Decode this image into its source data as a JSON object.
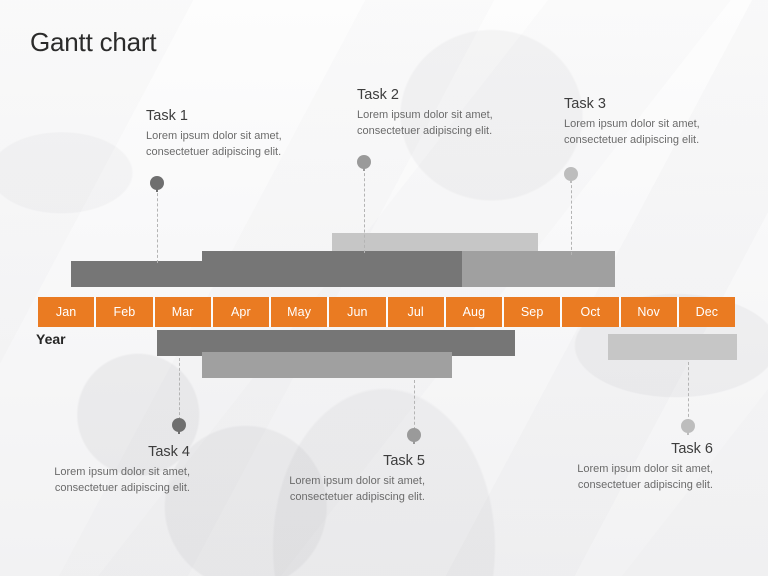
{
  "slide": {
    "title": "Gantt chart",
    "year_label": "Year"
  },
  "timeline": {
    "months": [
      "Jan",
      "Feb",
      "Mar",
      "Apr",
      "May",
      "Jun",
      "Jul",
      "Aug",
      "Sep",
      "Oct",
      "Nov",
      "Dec"
    ],
    "accent_color": "#ea7b22",
    "month_text_color": "#ffffff"
  },
  "tasks": [
    {
      "id": "task-1",
      "title": "Task 1",
      "desc_line1": "Lorem ipsum dolor sit amet,",
      "desc_line2": "consectetuer adipiscing elit.",
      "side": "above",
      "bar_color": "#767676",
      "marker_color": "#6f6f6f"
    },
    {
      "id": "task-2",
      "title": "Task 2",
      "desc_line1": "Lorem ipsum dolor sit amet,",
      "desc_line2": "consectetuer adipiscing elit.",
      "side": "above",
      "bar_color": "#767676",
      "marker_color": "#9a9a9a"
    },
    {
      "id": "task-3",
      "title": "Task 3",
      "desc_line1": "Lorem ipsum dolor sit amet,",
      "desc_line2": "consectetuer adipiscing elit.",
      "side": "above",
      "bar_color": "#a0a0a0",
      "marker_color": "#bdbdbd"
    },
    {
      "id": "task-4",
      "title": "Task 4",
      "desc_line1": "Lorem ipsum dolor sit amet,",
      "desc_line2": "consectetuer adipiscing elit.",
      "side": "below",
      "bar_color": "#767676",
      "marker_color": "#6f6f6f"
    },
    {
      "id": "task-5",
      "title": "Task 5",
      "desc_line1": "Lorem ipsum dolor sit amet,",
      "desc_line2": "consectetuer adipiscing elit.",
      "side": "below",
      "bar_color": "#a0a0a0",
      "marker_color": "#9a9a9a"
    },
    {
      "id": "task-6",
      "title": "Task 6",
      "desc_line1": "Lorem ipsum dolor sit amet,",
      "desc_line2": "consectetuer adipiscing elit.",
      "side": "below",
      "bar_color": "#c6c6c6",
      "marker_color": "#bdbdbd"
    }
  ],
  "chart_data": {
    "type": "bar",
    "title": "Gantt chart",
    "xlabel": "Year",
    "ylabel": "",
    "categories": [
      "Jan",
      "Feb",
      "Mar",
      "Apr",
      "May",
      "Jun",
      "Jul",
      "Aug",
      "Sep",
      "Oct",
      "Nov",
      "Dec"
    ],
    "axis_range_months": [
      1,
      12
    ],
    "series": [
      {
        "name": "Task 1",
        "start_month": 1.6,
        "end_month": 7.8,
        "row": "above-3",
        "color": "#767676"
      },
      {
        "name": "Task 2",
        "start_month": 3.9,
        "end_month": 10.9,
        "row": "above-2",
        "color": "#767676"
      },
      {
        "name": "Task 3",
        "start_month": 6.1,
        "end_month": 9.6,
        "row": "above-1",
        "color": "#c6c6c6"
      },
      {
        "name": "Task 2b",
        "start_month": 7.8,
        "end_month": 10.9,
        "row": "above-3",
        "color": "#a0a0a0"
      },
      {
        "name": "Task 4",
        "start_month": 3.0,
        "end_month": 9.2,
        "row": "below-1",
        "color": "#767676"
      },
      {
        "name": "Task 5",
        "start_month": 3.9,
        "end_month": 8.2,
        "row": "below-2",
        "color": "#a0a0a0"
      },
      {
        "name": "Task 6",
        "start_month": 10.8,
        "end_month": 13.0,
        "row": "below-2",
        "color": "#c6c6c6"
      }
    ],
    "milestones": [
      {
        "name": "Task 1",
        "month": 3.1,
        "color": "#6f6f6f"
      },
      {
        "name": "Task 2",
        "month": 6.6,
        "color": "#9a9a9a"
      },
      {
        "name": "Task 3",
        "month": 10.2,
        "color": "#bdbdbd"
      },
      {
        "name": "Task 4",
        "month": 3.5,
        "color": "#6f6f6f"
      },
      {
        "name": "Task 5",
        "month": 7.5,
        "color": "#9a9a9a"
      },
      {
        "name": "Task 6",
        "month": 12.2,
        "color": "#bdbdbd"
      }
    ],
    "grid": false,
    "legend": "none"
  }
}
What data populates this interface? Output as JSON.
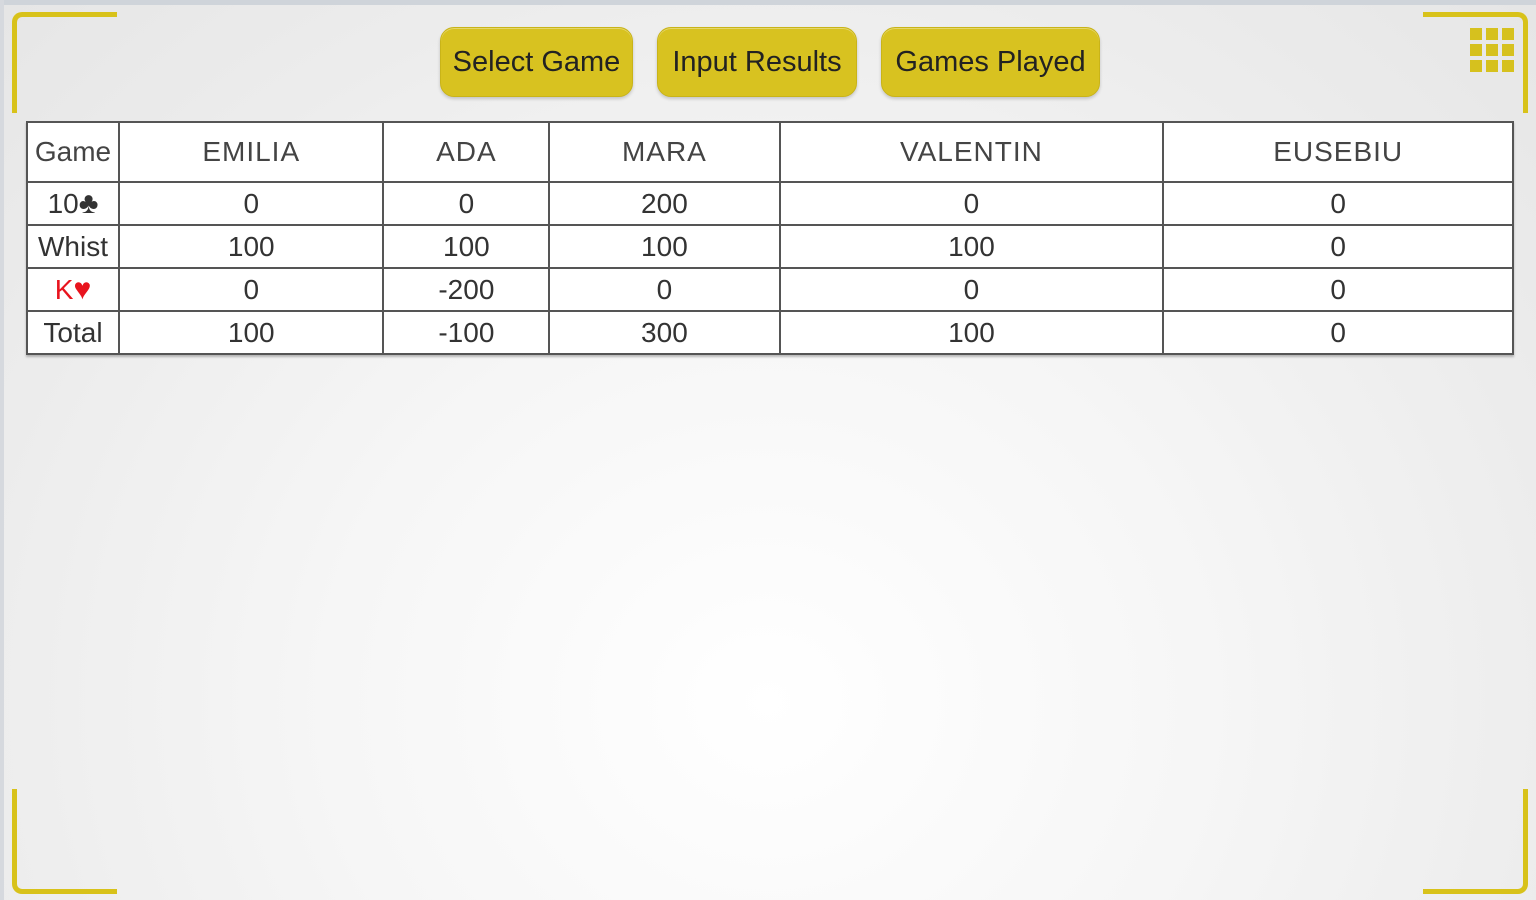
{
  "toolbar": {
    "buttons": [
      {
        "label": "Select Game"
      },
      {
        "label": "Input Results"
      },
      {
        "label": "Games Played"
      }
    ],
    "menu_icon": "grid-menu-icon"
  },
  "colors": {
    "accent": "#d8c220",
    "red_suit": "#e8141e"
  },
  "scoreboard": {
    "columns": [
      "Game",
      "EMILIA",
      "ADA",
      "MARA",
      "VALENTIN",
      "EUSEBIU"
    ],
    "rows": [
      {
        "game_value": "10",
        "game_suit": "♣",
        "values": [
          "0",
          "0",
          "200",
          "0",
          "0"
        ]
      },
      {
        "game_value": "Whist",
        "game_suit": "",
        "values": [
          "100",
          "100",
          "100",
          "100",
          "0"
        ]
      },
      {
        "game_value": "K",
        "game_suit": "♥",
        "values": [
          "0",
          "-200",
          "0",
          "0",
          "0"
        ]
      },
      {
        "game_value": "Total",
        "game_suit": "",
        "values": [
          "100",
          "-100",
          "300",
          "100",
          "0"
        ]
      }
    ]
  }
}
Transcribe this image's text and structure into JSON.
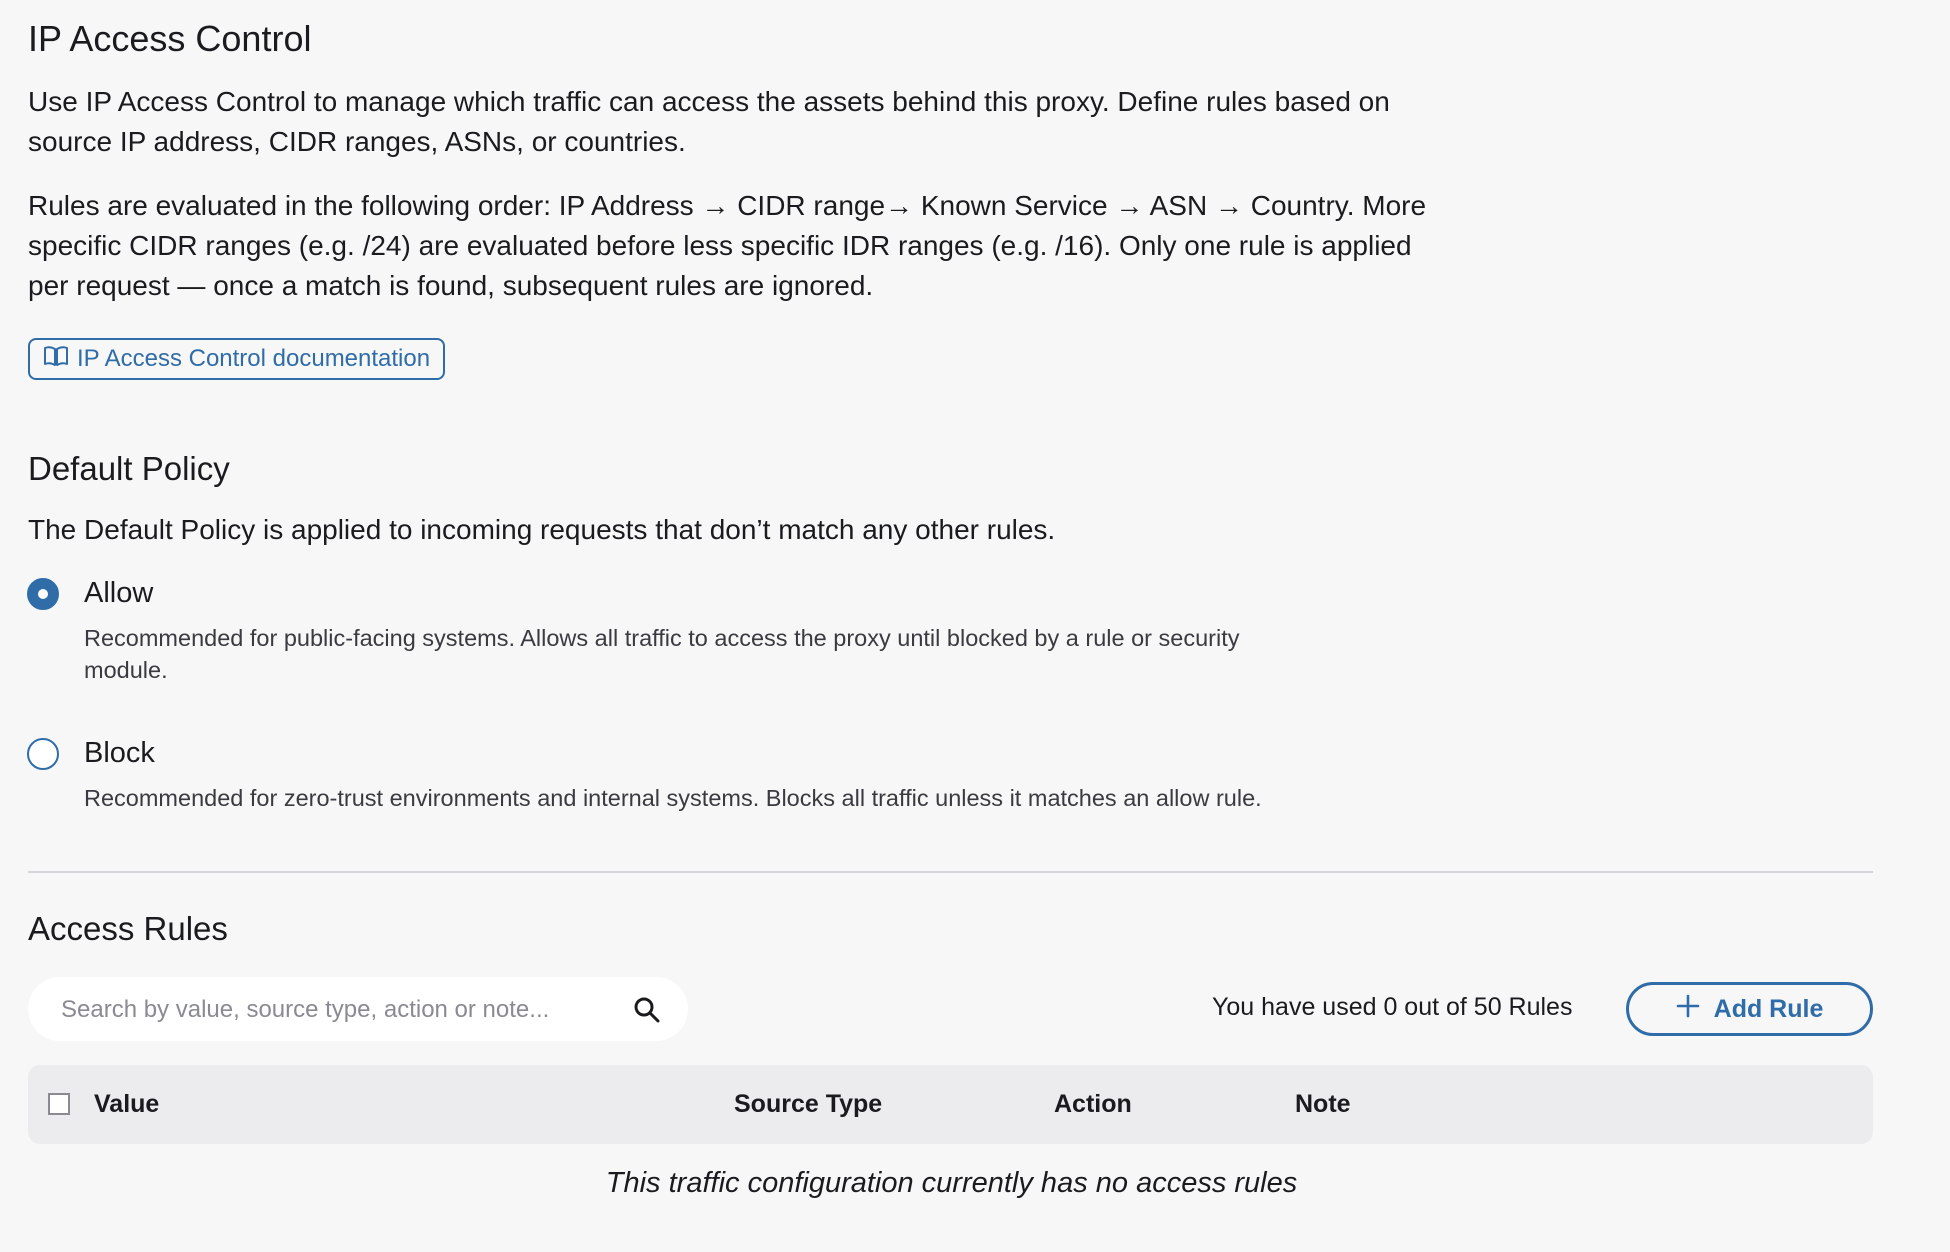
{
  "header": {
    "title": "IP Access Control",
    "intro": "Use IP Access Control to manage which traffic can access the assets behind this proxy. Define rules based on source IP address, CIDR ranges, ASNs, or countries.",
    "order_text": "Rules are evaluated in the following order: IP Address → CIDR range→ Known Service → ASN → Country. More specific CIDR ranges (e.g. /24) are evaluated before less specific IDR ranges (e.g. /16). Only one rule is applied per request — once a match is found, subsequent rules are ignored.",
    "doc_link_label": "IP Access Control documentation",
    "doc_icon": "book-icon"
  },
  "default_policy": {
    "title": "Default Policy",
    "description": "The Default Policy is applied to incoming requests that don’t match any other rules.",
    "selected": "allow",
    "options": [
      {
        "id": "allow",
        "label": "Allow",
        "description": "Recommended for public-facing systems. Allows all traffic to access the proxy until blocked by a rule or security module."
      },
      {
        "id": "block",
        "label": "Block",
        "description": "Recommended for zero-trust environments and internal systems. Blocks all traffic unless it matches an allow rule."
      }
    ]
  },
  "access_rules": {
    "title": "Access Rules",
    "search_placeholder": "Search by value, source type, action or note...",
    "search_icon": "search-icon",
    "usage_text": "You have used 0 out of 50 Rules",
    "rules_used": 0,
    "rules_max": 50,
    "add_button_label": "Add Rule",
    "add_icon": "plus-icon",
    "columns": [
      "Value",
      "Source Type",
      "Action",
      "Note"
    ],
    "empty_message": "This traffic configuration currently has no access rules"
  },
  "colors": {
    "accent": "#2f6ca8",
    "background": "#f7f7f8",
    "table_header": "#ececee"
  }
}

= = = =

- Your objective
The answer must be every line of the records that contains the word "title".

- Reply
    "title": "Gantt chart",
      "title": "Task 1",
      "title": "Task 2",
      "title": "Task 3",
      "title": "Task 4",
      "title": "Task 5",
      "title": "Task 6",
    "title": "Gantt chart",
    "title": "IP Access Control",
    "title": "Default Policy",
    "title": "Access Rules",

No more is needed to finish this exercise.